EXERCISE INPUT section start

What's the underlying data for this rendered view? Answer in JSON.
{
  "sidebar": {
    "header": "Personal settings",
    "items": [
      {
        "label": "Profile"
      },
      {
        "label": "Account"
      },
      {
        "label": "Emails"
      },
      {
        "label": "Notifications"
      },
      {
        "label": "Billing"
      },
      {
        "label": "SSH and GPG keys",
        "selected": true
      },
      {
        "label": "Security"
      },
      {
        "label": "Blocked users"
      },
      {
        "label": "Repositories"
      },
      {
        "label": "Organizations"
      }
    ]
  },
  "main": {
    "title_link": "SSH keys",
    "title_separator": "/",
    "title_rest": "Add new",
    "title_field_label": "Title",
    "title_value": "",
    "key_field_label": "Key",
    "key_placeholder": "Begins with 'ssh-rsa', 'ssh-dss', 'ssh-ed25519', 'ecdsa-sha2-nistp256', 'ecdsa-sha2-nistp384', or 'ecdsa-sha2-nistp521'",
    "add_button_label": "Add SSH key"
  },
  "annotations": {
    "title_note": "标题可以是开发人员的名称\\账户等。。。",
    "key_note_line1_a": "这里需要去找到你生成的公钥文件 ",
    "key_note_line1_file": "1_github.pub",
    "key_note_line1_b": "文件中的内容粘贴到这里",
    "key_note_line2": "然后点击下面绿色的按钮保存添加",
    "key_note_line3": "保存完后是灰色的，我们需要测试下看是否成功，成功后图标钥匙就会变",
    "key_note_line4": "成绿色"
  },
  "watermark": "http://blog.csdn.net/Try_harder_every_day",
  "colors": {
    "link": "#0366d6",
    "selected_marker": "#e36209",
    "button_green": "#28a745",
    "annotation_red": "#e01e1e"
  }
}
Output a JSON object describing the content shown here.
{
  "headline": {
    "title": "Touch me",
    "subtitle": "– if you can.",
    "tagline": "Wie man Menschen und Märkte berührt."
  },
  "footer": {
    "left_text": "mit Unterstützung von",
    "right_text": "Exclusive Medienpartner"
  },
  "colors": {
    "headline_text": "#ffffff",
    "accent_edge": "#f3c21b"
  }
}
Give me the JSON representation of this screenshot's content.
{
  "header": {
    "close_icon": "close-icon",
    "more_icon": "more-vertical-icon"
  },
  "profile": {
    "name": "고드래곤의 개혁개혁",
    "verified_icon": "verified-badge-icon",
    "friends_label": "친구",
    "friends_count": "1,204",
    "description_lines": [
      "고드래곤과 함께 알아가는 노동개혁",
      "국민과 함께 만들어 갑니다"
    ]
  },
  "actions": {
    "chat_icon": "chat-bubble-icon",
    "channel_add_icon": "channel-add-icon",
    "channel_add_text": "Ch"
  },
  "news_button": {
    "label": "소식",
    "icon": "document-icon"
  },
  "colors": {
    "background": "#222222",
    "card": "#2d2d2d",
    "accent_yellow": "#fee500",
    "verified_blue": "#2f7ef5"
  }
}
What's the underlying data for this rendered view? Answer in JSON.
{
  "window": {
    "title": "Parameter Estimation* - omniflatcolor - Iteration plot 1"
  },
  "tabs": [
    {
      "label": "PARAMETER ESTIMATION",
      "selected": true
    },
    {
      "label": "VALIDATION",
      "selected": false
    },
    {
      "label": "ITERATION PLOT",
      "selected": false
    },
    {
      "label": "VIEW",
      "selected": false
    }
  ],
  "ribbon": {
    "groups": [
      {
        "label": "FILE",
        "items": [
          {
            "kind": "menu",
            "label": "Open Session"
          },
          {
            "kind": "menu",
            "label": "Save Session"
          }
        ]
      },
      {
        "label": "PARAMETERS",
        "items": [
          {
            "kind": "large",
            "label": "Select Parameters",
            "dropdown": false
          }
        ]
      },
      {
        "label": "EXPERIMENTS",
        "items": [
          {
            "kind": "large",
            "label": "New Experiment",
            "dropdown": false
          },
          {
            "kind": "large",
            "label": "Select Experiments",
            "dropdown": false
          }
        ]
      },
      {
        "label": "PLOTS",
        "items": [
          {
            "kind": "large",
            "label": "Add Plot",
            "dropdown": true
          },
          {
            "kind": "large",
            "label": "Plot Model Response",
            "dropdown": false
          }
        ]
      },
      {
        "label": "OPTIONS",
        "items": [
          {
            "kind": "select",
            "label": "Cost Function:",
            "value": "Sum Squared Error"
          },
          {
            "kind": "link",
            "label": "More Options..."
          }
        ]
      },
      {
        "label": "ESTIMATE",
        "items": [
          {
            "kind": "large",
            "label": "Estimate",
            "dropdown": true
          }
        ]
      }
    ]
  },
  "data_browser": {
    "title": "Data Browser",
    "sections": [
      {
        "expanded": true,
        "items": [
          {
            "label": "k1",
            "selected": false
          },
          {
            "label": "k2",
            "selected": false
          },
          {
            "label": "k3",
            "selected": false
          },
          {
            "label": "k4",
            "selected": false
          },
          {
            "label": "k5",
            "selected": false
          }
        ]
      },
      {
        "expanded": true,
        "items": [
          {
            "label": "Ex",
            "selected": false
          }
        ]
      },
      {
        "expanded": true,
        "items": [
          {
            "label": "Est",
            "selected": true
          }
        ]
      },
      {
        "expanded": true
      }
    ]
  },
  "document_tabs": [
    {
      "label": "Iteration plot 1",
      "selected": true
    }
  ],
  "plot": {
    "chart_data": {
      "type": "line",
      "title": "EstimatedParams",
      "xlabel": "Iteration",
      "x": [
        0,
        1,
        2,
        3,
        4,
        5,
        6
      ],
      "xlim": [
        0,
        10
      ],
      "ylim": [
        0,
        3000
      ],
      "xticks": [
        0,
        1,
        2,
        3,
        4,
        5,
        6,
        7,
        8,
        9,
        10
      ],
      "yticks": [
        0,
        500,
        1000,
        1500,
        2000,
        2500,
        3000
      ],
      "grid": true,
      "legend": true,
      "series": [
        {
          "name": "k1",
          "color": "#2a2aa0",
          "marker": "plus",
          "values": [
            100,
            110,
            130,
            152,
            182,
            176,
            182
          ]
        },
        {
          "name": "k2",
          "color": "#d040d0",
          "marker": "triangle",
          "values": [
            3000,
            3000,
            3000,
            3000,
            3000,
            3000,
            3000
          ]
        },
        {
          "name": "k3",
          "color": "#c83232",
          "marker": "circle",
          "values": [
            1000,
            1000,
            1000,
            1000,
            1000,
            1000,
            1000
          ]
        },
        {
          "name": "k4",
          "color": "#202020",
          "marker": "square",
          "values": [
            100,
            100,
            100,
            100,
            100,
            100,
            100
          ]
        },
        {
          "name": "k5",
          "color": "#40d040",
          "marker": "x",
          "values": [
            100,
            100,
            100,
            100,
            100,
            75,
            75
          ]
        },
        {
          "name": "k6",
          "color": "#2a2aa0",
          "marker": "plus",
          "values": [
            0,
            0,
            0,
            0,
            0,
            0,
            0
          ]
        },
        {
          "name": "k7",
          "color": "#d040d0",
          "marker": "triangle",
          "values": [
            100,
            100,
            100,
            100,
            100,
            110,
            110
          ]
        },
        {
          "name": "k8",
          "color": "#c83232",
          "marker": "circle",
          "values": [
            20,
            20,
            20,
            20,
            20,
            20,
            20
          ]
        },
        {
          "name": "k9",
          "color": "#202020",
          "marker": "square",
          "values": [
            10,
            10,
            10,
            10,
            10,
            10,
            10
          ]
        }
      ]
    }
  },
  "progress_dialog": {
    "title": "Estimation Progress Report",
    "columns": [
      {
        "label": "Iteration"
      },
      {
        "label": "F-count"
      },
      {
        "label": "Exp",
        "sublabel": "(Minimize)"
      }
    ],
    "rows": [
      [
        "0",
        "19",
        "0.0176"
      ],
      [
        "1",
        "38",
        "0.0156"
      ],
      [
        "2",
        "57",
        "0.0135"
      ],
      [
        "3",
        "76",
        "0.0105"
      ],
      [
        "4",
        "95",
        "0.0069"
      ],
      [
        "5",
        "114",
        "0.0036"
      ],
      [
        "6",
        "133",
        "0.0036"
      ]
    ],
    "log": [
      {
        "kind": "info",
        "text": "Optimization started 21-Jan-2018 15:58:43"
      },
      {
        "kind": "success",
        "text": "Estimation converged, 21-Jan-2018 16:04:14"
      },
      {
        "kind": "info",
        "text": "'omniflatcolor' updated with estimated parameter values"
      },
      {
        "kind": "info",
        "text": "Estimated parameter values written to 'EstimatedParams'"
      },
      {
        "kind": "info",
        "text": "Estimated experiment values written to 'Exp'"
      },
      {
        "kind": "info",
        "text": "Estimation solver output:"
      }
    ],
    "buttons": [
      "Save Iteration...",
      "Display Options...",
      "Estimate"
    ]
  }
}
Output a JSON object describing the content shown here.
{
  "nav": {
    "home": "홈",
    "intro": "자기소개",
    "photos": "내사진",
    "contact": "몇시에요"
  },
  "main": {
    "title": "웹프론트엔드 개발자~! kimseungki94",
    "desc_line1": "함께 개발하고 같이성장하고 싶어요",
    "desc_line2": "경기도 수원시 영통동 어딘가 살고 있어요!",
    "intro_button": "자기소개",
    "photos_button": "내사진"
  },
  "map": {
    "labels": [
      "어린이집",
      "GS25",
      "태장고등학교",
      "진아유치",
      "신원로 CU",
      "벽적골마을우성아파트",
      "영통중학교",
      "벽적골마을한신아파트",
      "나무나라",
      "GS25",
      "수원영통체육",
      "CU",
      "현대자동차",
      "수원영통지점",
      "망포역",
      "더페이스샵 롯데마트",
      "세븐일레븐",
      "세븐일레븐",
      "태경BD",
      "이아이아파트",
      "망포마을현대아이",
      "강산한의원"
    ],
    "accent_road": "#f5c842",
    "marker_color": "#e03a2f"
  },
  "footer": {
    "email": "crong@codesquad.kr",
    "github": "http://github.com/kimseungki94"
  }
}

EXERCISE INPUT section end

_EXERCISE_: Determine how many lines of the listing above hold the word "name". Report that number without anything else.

_OUTPUT FOR THIS TASK_: 10